Recorded data =
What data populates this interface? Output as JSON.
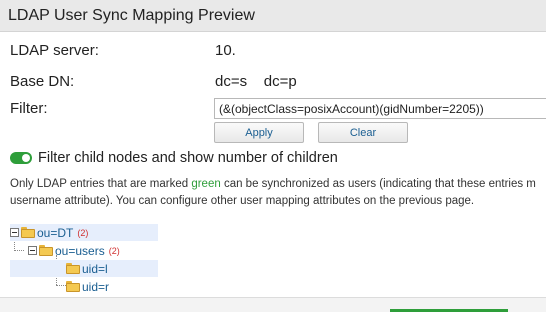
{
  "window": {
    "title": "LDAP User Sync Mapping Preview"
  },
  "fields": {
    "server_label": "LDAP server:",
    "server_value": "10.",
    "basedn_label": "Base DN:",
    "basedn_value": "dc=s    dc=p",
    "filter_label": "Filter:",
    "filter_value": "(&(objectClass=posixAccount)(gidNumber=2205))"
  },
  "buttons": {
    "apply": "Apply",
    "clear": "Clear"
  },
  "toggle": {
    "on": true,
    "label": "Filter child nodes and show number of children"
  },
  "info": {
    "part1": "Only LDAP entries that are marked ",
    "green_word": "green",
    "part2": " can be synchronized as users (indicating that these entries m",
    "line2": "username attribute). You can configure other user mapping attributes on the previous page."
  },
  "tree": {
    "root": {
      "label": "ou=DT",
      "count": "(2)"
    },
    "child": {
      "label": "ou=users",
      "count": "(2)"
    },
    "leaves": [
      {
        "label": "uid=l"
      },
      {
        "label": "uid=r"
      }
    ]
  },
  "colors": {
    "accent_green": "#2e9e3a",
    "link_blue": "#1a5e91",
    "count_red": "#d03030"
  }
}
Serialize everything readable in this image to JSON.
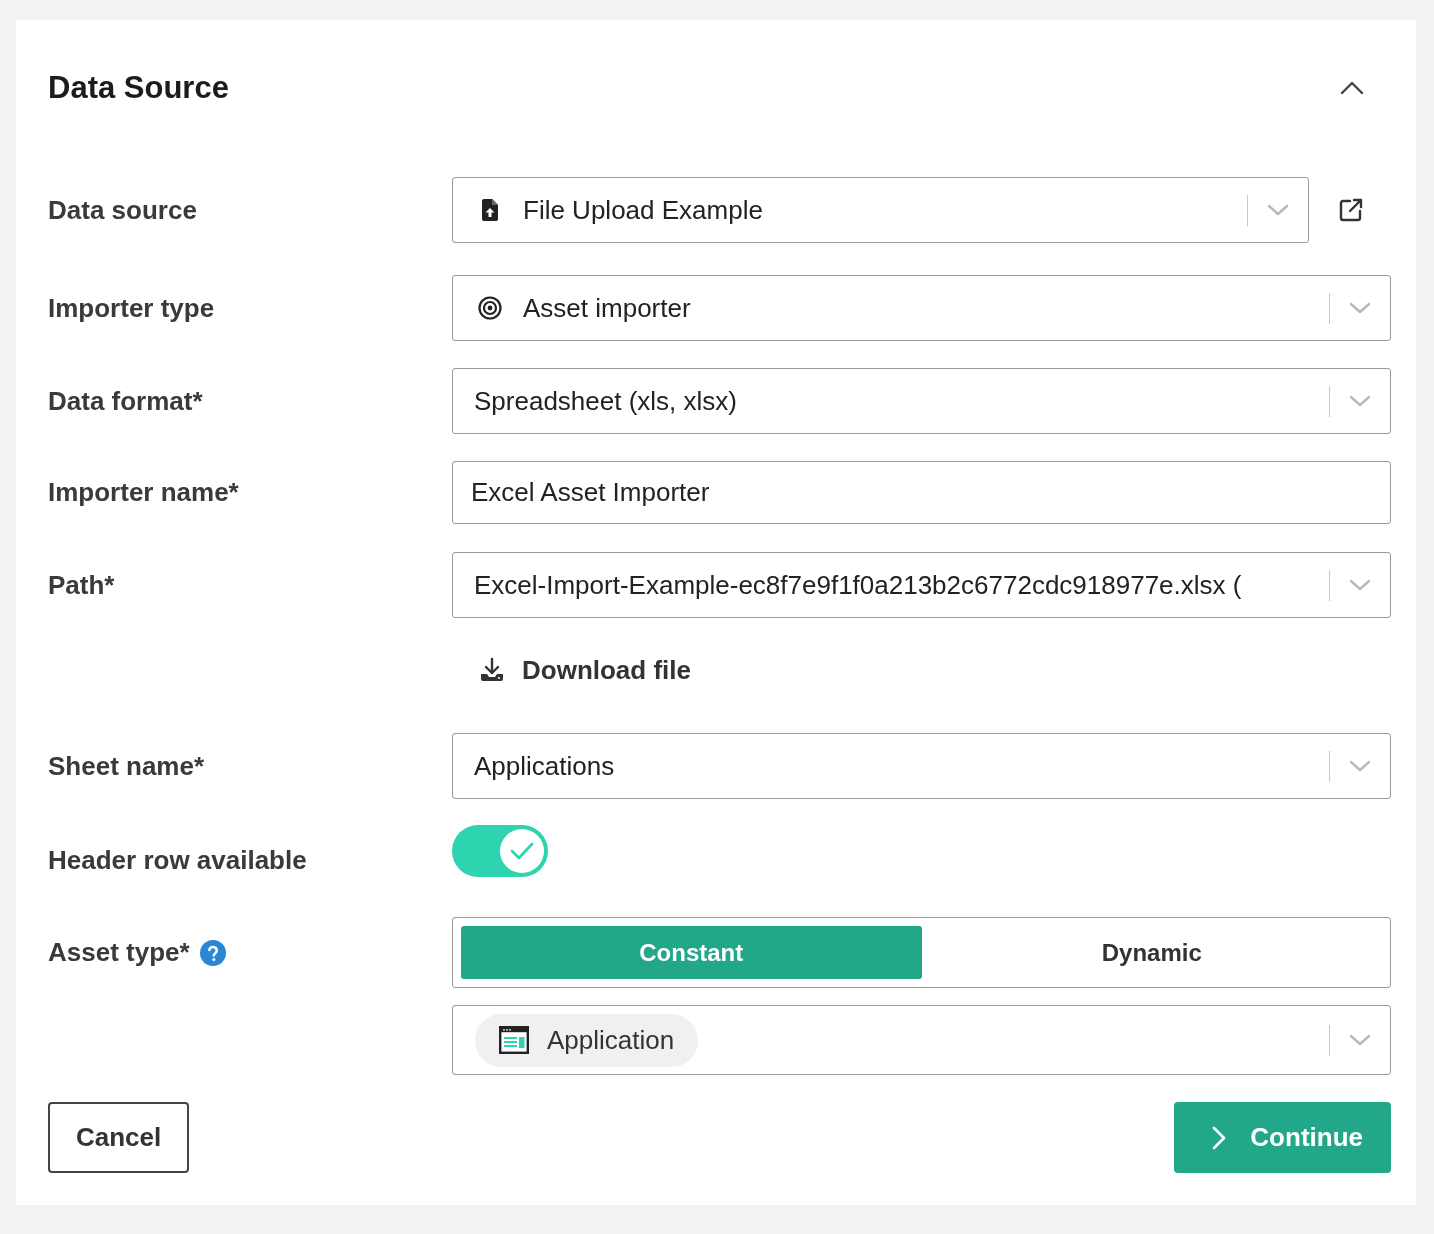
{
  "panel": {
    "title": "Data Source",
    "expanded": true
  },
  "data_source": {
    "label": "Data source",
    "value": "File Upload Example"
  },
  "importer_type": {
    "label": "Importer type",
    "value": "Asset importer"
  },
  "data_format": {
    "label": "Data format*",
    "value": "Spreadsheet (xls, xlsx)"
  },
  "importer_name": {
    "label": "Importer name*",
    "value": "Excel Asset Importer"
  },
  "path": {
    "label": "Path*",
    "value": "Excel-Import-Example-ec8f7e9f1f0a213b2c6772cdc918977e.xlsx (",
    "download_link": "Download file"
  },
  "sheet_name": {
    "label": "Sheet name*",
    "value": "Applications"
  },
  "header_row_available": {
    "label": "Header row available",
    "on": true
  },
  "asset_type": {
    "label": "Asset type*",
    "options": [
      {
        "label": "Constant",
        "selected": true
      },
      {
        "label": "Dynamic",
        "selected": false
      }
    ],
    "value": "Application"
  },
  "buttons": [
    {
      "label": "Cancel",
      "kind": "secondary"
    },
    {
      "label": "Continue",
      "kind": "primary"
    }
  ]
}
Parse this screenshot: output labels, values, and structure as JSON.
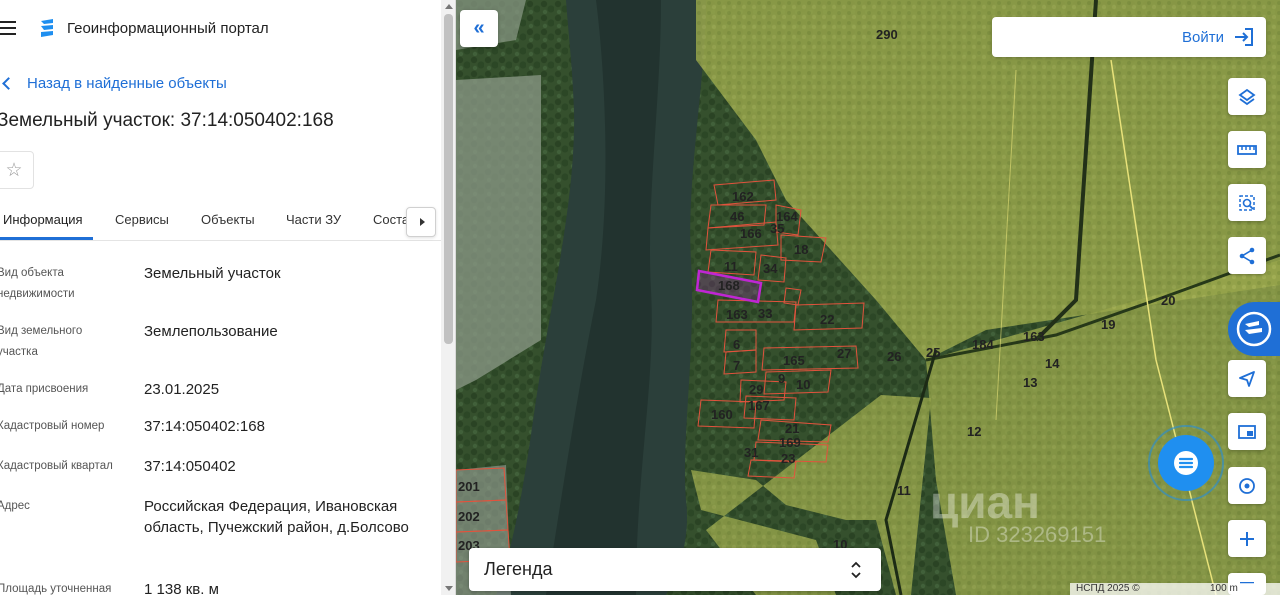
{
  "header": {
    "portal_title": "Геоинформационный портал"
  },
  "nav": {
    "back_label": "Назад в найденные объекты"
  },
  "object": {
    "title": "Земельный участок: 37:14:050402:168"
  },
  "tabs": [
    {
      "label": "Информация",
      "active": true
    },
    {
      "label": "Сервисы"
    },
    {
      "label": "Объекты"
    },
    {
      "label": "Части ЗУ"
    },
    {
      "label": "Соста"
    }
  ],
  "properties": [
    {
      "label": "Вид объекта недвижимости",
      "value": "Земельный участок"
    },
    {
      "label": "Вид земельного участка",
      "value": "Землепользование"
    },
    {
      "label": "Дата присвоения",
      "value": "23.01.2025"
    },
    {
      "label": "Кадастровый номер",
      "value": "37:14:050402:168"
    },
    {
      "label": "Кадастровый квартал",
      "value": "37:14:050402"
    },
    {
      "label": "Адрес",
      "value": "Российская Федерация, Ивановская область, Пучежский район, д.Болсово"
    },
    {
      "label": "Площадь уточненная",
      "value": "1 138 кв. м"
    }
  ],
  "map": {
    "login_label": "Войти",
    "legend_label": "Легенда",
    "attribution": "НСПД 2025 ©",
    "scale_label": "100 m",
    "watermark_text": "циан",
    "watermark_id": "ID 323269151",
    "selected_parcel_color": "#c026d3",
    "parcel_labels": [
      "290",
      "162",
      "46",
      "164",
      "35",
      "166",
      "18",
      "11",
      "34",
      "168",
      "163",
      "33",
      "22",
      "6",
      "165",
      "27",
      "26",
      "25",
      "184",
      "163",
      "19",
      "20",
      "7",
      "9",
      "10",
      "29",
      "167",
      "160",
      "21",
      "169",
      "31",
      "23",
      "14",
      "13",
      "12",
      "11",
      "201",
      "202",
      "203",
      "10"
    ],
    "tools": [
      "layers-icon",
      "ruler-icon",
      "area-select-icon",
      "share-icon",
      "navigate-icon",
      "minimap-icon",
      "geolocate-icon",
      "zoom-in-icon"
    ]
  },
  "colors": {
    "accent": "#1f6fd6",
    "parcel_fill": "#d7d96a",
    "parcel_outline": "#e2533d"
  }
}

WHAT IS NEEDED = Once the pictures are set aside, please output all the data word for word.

TASK OUTPUT =
What data populates this interface? Output as JSON.
{
  "window": {
    "title": "LDAP User Sync Mapping Preview"
  },
  "fields": {
    "server_label": "LDAP server:",
    "server_value": "10.",
    "basedn_label": "Base DN:",
    "basedn_value": "dc=s    dc=p",
    "filter_label": "Filter:",
    "filter_value": "(&(objectClass=posixAccount)(gidNumber=2205))"
  },
  "buttons": {
    "apply": "Apply",
    "clear": "Clear"
  },
  "toggle": {
    "on": true,
    "label": "Filter child nodes and show number of children"
  },
  "info": {
    "part1": "Only LDAP entries that are marked ",
    "green_word": "green",
    "part2": " can be synchronized as users (indicating that these entries m",
    "line2": "username attribute). You can configure other user mapping attributes on the previous page."
  },
  "tree": {
    "root": {
      "label": "ou=DT",
      "count": "(2)"
    },
    "child": {
      "label": "ou=users",
      "count": "(2)"
    },
    "leaves": [
      {
        "label": "uid=l"
      },
      {
        "label": "uid=r"
      }
    ]
  },
  "colors": {
    "accent_green": "#2e9e3a",
    "link_blue": "#1a5e91",
    "count_red": "#d03030"
  }
}
Serialize everything readable in this image to JSON.
{
  "panel": {
    "title": "Data Source",
    "expanded": true
  },
  "data_source": {
    "label": "Data source",
    "value": "File Upload Example"
  },
  "importer_type": {
    "label": "Importer type",
    "value": "Asset importer"
  },
  "data_format": {
    "label": "Data format*",
    "value": "Spreadsheet (xls, xlsx)"
  },
  "importer_name": {
    "label": "Importer name*",
    "value": "Excel Asset Importer"
  },
  "path": {
    "label": "Path*",
    "value": "Excel-Import-Example-ec8f7e9f1f0a213b2c6772cdc918977e.xlsx (",
    "download_link": "Download file"
  },
  "sheet_name": {
    "label": "Sheet name*",
    "value": "Applications"
  },
  "header_row_available": {
    "label": "Header row available",
    "on": true
  },
  "asset_type": {
    "label": "Asset type*",
    "options": [
      {
        "label": "Constant",
        "selected": true
      },
      {
        "label": "Dynamic",
        "selected": false
      }
    ],
    "value": "Application"
  },
  "buttons": [
    {
      "label": "Cancel",
      "kind": "secondary"
    },
    {
      "label": "Continue",
      "kind": "primary"
    }
  ]
}
Parse this screenshot: output labels, values, and structure as JSON.
{
  "header": {
    "portal_title": "Геоинформационный портал"
  },
  "nav": {
    "back_label": "Назад в найденные объекты"
  },
  "object": {
    "title": "Земельный участок: 37:14:050402:168"
  },
  "tabs": [
    {
      "label": "Информация",
      "active": true
    },
    {
      "label": "Сервисы"
    },
    {
      "label": "Объекты"
    },
    {
      "label": "Части ЗУ"
    },
    {
      "label": "Соста"
    }
  ],
  "properties": [
    {
      "label": "Вид объекта недвижимости",
      "value": "Земельный участок"
    },
    {
      "label": "Вид земельного участка",
      "value": "Землепользование"
    },
    {
      "label": "Дата присвоения",
      "value": "23.01.2025"
    },
    {
      "label": "Кадастровый номер",
      "value": "37:14:050402:168"
    },
    {
      "label": "Кадастровый квартал",
      "value": "37:14:050402"
    },
    {
      "label": "Адрес",
      "value": "Российская Федерация, Ивановская область, Пучежский район, д.Болсово"
    },
    {
      "label": "Площадь уточненная",
      "value": "1 138 кв. м"
    }
  ],
  "map": {
    "login_label": "Войти",
    "legend_label": "Легенда",
    "attribution": "НСПД 2025 ©",
    "scale_label": "100 m",
    "watermark_text": "циан",
    "watermark_id": "ID 323269151",
    "selected_parcel_color": "#c026d3",
    "parcel_labels": [
      "290",
      "162",
      "46",
      "164",
      "35",
      "166",
      "18",
      "11",
      "34",
      "168",
      "163",
      "33",
      "22",
      "6",
      "165",
      "27",
      "26",
      "25",
      "184",
      "163",
      "19",
      "20",
      "7",
      "9",
      "10",
      "29",
      "167",
      "160",
      "21",
      "169",
      "31",
      "23",
      "14",
      "13",
      "12",
      "11",
      "201",
      "202",
      "203",
      "10"
    ],
    "tools": [
      "layers-icon",
      "ruler-icon",
      "area-select-icon",
      "share-icon",
      "navigate-icon",
      "minimap-icon",
      "geolocate-icon",
      "zoom-in-icon"
    ]
  },
  "colors": {
    "accent": "#1f6fd6",
    "parcel_fill": "#d7d96a",
    "parcel_outline": "#e2533d"
  }
}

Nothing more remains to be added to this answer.